Attacks on Web sites rising
By JON SWARTZ
By JON SWARTZ
Web site attacks are increasing in frequency and ferocity, hammering DVD sales and disrupting online payment services.
Called "distributed denial of service attacks," they bombard sites with so much data that legitimate traffic can't get through.
They've been around for years. But they're now more powerful, and they're taking down more than just intended targets. In recent incidents, companies providing Web-hosting services for victims — as well as hundreds of their customers — have been caught in the crosshairs, creating a wave of collateral damage.
Security software giant Symantec saw an average 927 such attacks per day in the first half of last year, up 679 percent from the last six months of 2004.
Most of the attacks use PCs that are hacked illegally and turned into "bots" controlled remotely through underground networks. Hackers then rent out these bots for as little as 20 cents per computer. With millions of PCs now turned into bots, an attack can be overwhelming.
"If you have a bunch of people determined to knock you offline, it is difficult to defend yourself," says Dave Cole, director of Symantec Security Response.
There have been dozens of major Web attacks recently against sites with sizable market share, security experts say. Based on available security data, they suspect that smaller Web rivals looking for a competitive edge were behind many of the attacks.
As many as 1,000 other Web sites temporarily experienced slower service or were inaccessible because of the attack, says Jeff Posluns, chief information officer at SecuritySage Overdrive, which handles technology for Empirical, including its Web and security services.
The large attack was one of 10 observed in recent months by Rackspace Managed Hosting, which hosts the Web site of the drug company and 9,000 other firms. The FBI is probing the December attacks.
About 120,000 machines were used in the attack, which hit Web sites in the southeastern U.S., as well as major telecom carriers, according to ISDN-Net, an Internet service provider in Tennessee that was affected.

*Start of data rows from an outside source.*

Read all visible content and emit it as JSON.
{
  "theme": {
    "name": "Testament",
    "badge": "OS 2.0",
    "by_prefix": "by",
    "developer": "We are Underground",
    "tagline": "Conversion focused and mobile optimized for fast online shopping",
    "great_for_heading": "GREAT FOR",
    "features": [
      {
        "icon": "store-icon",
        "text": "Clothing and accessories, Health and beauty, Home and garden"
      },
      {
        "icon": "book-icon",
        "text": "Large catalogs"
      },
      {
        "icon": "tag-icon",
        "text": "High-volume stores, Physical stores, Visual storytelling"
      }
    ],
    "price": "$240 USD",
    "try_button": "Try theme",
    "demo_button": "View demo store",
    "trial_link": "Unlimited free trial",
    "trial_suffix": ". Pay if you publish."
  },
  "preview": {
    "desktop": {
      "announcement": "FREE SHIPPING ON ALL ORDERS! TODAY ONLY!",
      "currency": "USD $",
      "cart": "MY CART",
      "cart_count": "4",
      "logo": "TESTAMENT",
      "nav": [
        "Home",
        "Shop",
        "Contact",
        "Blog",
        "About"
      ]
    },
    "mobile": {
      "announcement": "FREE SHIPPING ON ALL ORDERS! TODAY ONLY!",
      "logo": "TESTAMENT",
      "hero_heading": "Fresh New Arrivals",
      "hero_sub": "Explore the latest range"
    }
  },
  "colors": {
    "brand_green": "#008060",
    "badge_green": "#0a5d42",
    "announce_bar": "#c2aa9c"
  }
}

StormPay, which did not return phone calls, acknowledged the attacks in a note to customers on its Web site.